··· DATA TO PROCESS ···
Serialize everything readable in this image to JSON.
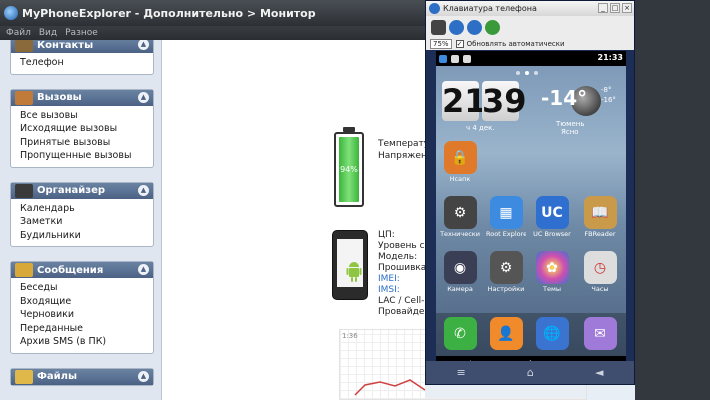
{
  "main_window": {
    "title": "MyPhoneExplorer -  Дополнительно > Монитор",
    "menu": [
      "Файл",
      "Вид",
      "Разное"
    ]
  },
  "sidebar": {
    "groups": [
      {
        "title": "Контакты",
        "icon": "contacts-icon",
        "color": "#8a6a3a",
        "items": [
          "Телефон"
        ]
      },
      {
        "title": "Вызовы",
        "icon": "calls-icon",
        "color": "#c07a3a",
        "items": [
          "Все вызовы",
          "Исходящие вызовы",
          "Принятые вызовы",
          "Пропущенные вызовы"
        ]
      },
      {
        "title": "Органайзер",
        "icon": "organizer-icon",
        "color": "#3a3a3a",
        "items": [
          "Календарь",
          "Заметки",
          "Будильники"
        ]
      },
      {
        "title": "Сообщения",
        "icon": "messages-icon",
        "color": "#d8a93a",
        "items": [
          "Беседы",
          "Входящие",
          "Черновики",
          "Переданные",
          "Архив SMS (в ПК)"
        ]
      },
      {
        "title": "Файлы",
        "icon": "files-icon",
        "color": "#e0b84a",
        "items": []
      }
    ]
  },
  "monitor": {
    "battery_percent": "94%",
    "battery_level": 0.94,
    "battery_labels": [
      "Температур",
      "Напряжени"
    ],
    "phone_labels": [
      "ЦП:",
      "Уровень си",
      "Модель:",
      "Прошивка:"
    ],
    "phone_links": [
      "IMEI:",
      "IMSI:"
    ],
    "phone_labels_2": [
      "LAC / Cell-ID",
      "Провайдер"
    ],
    "graph_label": "1:36"
  },
  "phone_window": {
    "title": "Клавиатура телефона",
    "zoom": "75%",
    "option": "Обновлять автоматически",
    "status_time": "21:33",
    "clock_hours": "21",
    "clock_minutes": "39",
    "temperature": "-14°",
    "weather_date": "ч 4 дек.",
    "weather_city": "Тюмень",
    "weather_desc": "Ясно",
    "weather_hi": "-8°",
    "weather_lo": "-16°",
    "apps": [
      {
        "label": "Нсапк",
        "icon": "lock-app-icon",
        "color": "#e07a2a"
      },
      {
        "label": "Технически",
        "icon": "settings-app-icon",
        "color": "#444"
      },
      {
        "label": "Root Explorer",
        "icon": "explorer-app-icon",
        "color": "#3d8be0"
      },
      {
        "label": "UC Browser",
        "icon": "browser-app-icon",
        "color": "#2f6fcf"
      },
      {
        "label": "FBReader",
        "icon": "reader-app-icon",
        "color": "#c89a4a"
      },
      {
        "label": "Камера",
        "icon": "camera-app-icon",
        "color": "#3b3f55"
      },
      {
        "label": "Настройки",
        "icon": "gear-app-icon",
        "color": "#555"
      },
      {
        "label": "Темы",
        "icon": "themes-app-icon",
        "color": "#d04fb0"
      },
      {
        "label": "Часы",
        "icon": "clock-app-icon",
        "color": "#ddd"
      }
    ],
    "dock": [
      {
        "icon": "phone-app-icon",
        "color": "#3cb043"
      },
      {
        "icon": "contacts-app-icon",
        "color": "#f08a2a"
      },
      {
        "icon": "globe-app-icon",
        "color": "#3a73d0"
      },
      {
        "icon": "messaging-app-icon",
        "color": "#a07ad8"
      }
    ]
  }
}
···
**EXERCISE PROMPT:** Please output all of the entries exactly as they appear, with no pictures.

**SOLUTION:**
Serialize everything readable in this image to JSON.
{
  "main_window": {
    "title": "MyPhoneExplorer -  Дополнительно > Монитор",
    "menu": [
      "Файл",
      "Вид",
      "Разное"
    ]
  },
  "sidebar": {
    "groups": [
      {
        "title": "Контакты",
        "icon": "contacts-icon",
        "color": "#8a6a3a",
        "items": [
          "Телефон"
        ]
      },
      {
        "title": "Вызовы",
        "icon": "calls-icon",
        "color": "#c07a3a",
        "items": [
          "Все вызовы",
          "Исходящие вызовы",
          "Принятые вызовы",
          "Пропущенные вызовы"
        ]
      },
      {
        "title": "Органайзер",
        "icon": "organizer-icon",
        "color": "#3a3a3a",
        "items": [
          "Календарь",
          "Заметки",
          "Будильники"
        ]
      },
      {
        "title": "Сообщения",
        "icon": "messages-icon",
        "color": "#d8a93a",
        "items": [
          "Беседы",
          "Входящие",
          "Черновики",
          "Переданные",
          "Архив SMS (в ПК)"
        ]
      },
      {
        "title": "Файлы",
        "icon": "files-icon",
        "color": "#e0b84a",
        "items": []
      }
    ]
  },
  "monitor": {
    "battery_percent": "94%",
    "battery_level": 0.94,
    "battery_labels": [
      "Температур",
      "Напряжени"
    ],
    "phone_labels": [
      "ЦП:",
      "Уровень си",
      "Модель:",
      "Прошивка:"
    ],
    "phone_links": [
      "IMEI:",
      "IMSI:"
    ],
    "phone_labels_2": [
      "LAC / Cell-ID",
      "Провайдер"
    ],
    "graph_label": "1:36"
  },
  "phone_window": {
    "title": "Клавиатура телефона",
    "zoom": "75%",
    "option": "Обновлять автоматически",
    "status_time": "21:33",
    "clock_hours": "21",
    "clock_minutes": "39",
    "temperature": "-14°",
    "weather_date": "ч 4 дек.",
    "weather_city": "Тюмень",
    "weather_desc": "Ясно",
    "weather_hi": "-8°",
    "weather_lo": "-16°",
    "apps": [
      {
        "label": "Нсапк",
        "icon": "lock-app-icon",
        "color": "#e07a2a"
      },
      {
        "label": "Технически",
        "icon": "settings-app-icon",
        "color": "#444"
      },
      {
        "label": "Root Explorer",
        "icon": "explorer-app-icon",
        "color": "#3d8be0"
      },
      {
        "label": "UC Browser",
        "icon": "browser-app-icon",
        "color": "#2f6fcf"
      },
      {
        "label": "FBReader",
        "icon": "reader-app-icon",
        "color": "#c89a4a"
      },
      {
        "label": "Камера",
        "icon": "camera-app-icon",
        "color": "#3b3f55"
      },
      {
        "label": "Настройки",
        "icon": "gear-app-icon",
        "color": "#555"
      },
      {
        "label": "Темы",
        "icon": "themes-app-icon",
        "color": "#d04fb0"
      },
      {
        "label": "Часы",
        "icon": "clock-app-icon",
        "color": "#ddd"
      }
    ],
    "dock": [
      {
        "icon": "phone-app-icon",
        "color": "#3cb043"
      },
      {
        "icon": "contacts-app-icon",
        "color": "#f08a2a"
      },
      {
        "icon": "globe-app-icon",
        "color": "#3a73d0"
      },
      {
        "icon": "messaging-app-icon",
        "color": "#a07ad8"
      }
    ]
  }
}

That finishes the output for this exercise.